- Marc Brandl for DRCNet
On February 19, ten Canadian activists held a press conference announcing their plans to open Cannabis Buyers' Clubs (CBC's) across Canada, to dispense medicinal marijuana to patients in need. In an effort to openly challenge Canada's prohibition of the medicinal use of marijuana, the activists made a very public showing of explaining why the CBC's needed to be opened, where they were going to be opened, and how they will operate.
Longtime Canadian marijuana activist Chris Clay http://www.hempnation.com told The Week Online, "A nation-wide survey recently found 83% of Canadians support medical marijuana, and politicians are suddenly jumping on the bandwagon. Any police intervention would make for a tremendous amount of bad press, and the clubs would continue to operate anyway." The Week Online interviewed one of the Ontario activists, Pete Young, of the Organic Traveler hemp store in London, Ontario, on his thoughts on medical marijuana and becoming an activist.
WOL: How did you get involved in all this? How did you first become active?
Pete Young: I was a cultivator/breeder in the states for a few years before I came to London for school (photography with a major in digital imaging). While I was there, I hooked up with Chris Clay, who was the proprietor of Great Canadian Hemporium/Hemp Nation, the first cannabis shop in Canada.
WOL: What first sparked your interest in this area?
Pete Young: I had a friend who was run over by a car when he was a teenager (crushed pelvis and lower spin damage). He was using Marijuana to help control the massive pain. He was eventually busted for growing 4-6 plants in his closet. At the time, he was a legal morphine junky for 8 to 11 years, and was using marijuana to wean off of narcotics. He got a doctor's note to show to the judge, but the charges were only reduced, NOT dropped, and he was put back on morphine. Last year he finally became immune to the morphine, and his doctor was forced to place him on LEGAL HEROIN.
After I saw what the legal drugs were doing to him and he realized what he was turning into, he decided to leave town and move to place where he could grow his own medicine. Now this guy had to leave his family (mother, sisters and brothers) behind just so he could lead a respectable life and not have to look at a junky facing death every morning when he looked in the mirror. This pissed me off. And I decided to get into the fight.
WOL: The group of ten of you are all pretty young. What makes a young individual decide to open up a single-medicine apothecary for sick people? Pete Young: As far as focusing on one medicine, it carries so many helpful, healing properties we need go no further. As far as being to young, you are never too young to care. You don't have to start up a Buyer's Club yourself, but you can help an existing one or help in other ways. For instance, Lynn Harichy, a medical marijuana patient who will be going to court in April to challenge medical marijuana prohibition on Constitutional grounds, needs to raise $5,000 Canadian dollars to fly in expert witnesses for her case.
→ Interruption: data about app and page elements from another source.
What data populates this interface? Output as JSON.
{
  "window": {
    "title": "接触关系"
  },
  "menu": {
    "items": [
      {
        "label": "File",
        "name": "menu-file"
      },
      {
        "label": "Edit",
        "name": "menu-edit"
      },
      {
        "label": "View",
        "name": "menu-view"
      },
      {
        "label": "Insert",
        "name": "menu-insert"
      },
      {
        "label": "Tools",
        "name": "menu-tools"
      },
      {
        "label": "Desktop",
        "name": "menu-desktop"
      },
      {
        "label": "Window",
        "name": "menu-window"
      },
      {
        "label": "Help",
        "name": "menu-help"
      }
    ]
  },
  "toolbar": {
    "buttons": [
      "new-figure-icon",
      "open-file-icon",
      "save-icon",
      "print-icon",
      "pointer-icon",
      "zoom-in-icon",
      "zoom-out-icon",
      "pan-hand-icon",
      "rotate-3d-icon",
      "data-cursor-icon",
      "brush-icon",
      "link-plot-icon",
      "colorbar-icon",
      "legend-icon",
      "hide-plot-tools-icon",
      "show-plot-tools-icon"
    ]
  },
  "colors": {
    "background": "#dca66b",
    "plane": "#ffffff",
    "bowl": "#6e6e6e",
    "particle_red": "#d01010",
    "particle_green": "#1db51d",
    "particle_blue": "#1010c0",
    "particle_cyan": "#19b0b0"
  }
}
Obviously not everyone can become activists to the level that some of us have, but just about everyone can send a few dollars every now and then to help the fights that are already going on. See how easy it is?
[To make a donation to Lynn Harichy's legal fight for medical marijuana, see details at end of article.)
WOL: Has your age been an obstacle at all, what are the advantages? Do you think there are a lot more young people out there that are becoming active like you?
Pete Young: There are advantages and disadvantages. The advantages are I can relate to a wide spectrum of people of different ages. The disadvantage is not so much my age, though the older generation still sees anyone who believes in marijuana and is under 50 a drug smokin' hippy, but more my looks. Longer hair, tye-dyed shirt, facial hair. I'm seen as just another pot-head.
WOL: How many clubs are being started by your group?
Pete Young: For now 3-4 and within the next 2-3 months another 4-5. WOL: One of the toughest problems facing CBC's is the supply problem. How are you dealing with this?
Pete Young: I will be hitting up all the local growers to donate or give discount medical prices. For this they will receive a receipt in case they get busted -- this should help them in court. Plus if they are growing solely for the clubs we will help with legal fees through a legal defense fund we will be putting together.
WOL: How linked are the new CBC's going to be? Are you going to share resources, money, information etc.?
Pete Young: Only information, all of the clubs will be privately owned, patients will be transferred so they will not have to travel with an illegal substance.
WOL: When will medical marijuana become available legally in Canada, some say that these actions will bring about change very soon. What is your prediction?
Pete Young: I'm hopeful that legal changes will come within the year.
WOL: Will CBC's be kept in existence after medical marijuana is made legally available, or are they a temporary stopgap?
Pete Young: I couldn't answer that one, I guess it will be up to the Government. If they are going to put it into the hospitals and pharmacies, where it belongs, then we may not be needed. But until then we'll be here.
To make donations to Lynn Harichy's defense fund contact: Prof. Alan Young, York University, Osgoode Hall Law, 4700 Keele St., Toronto, Ontario M3J 1P3, CANADA, (416) 736-5595.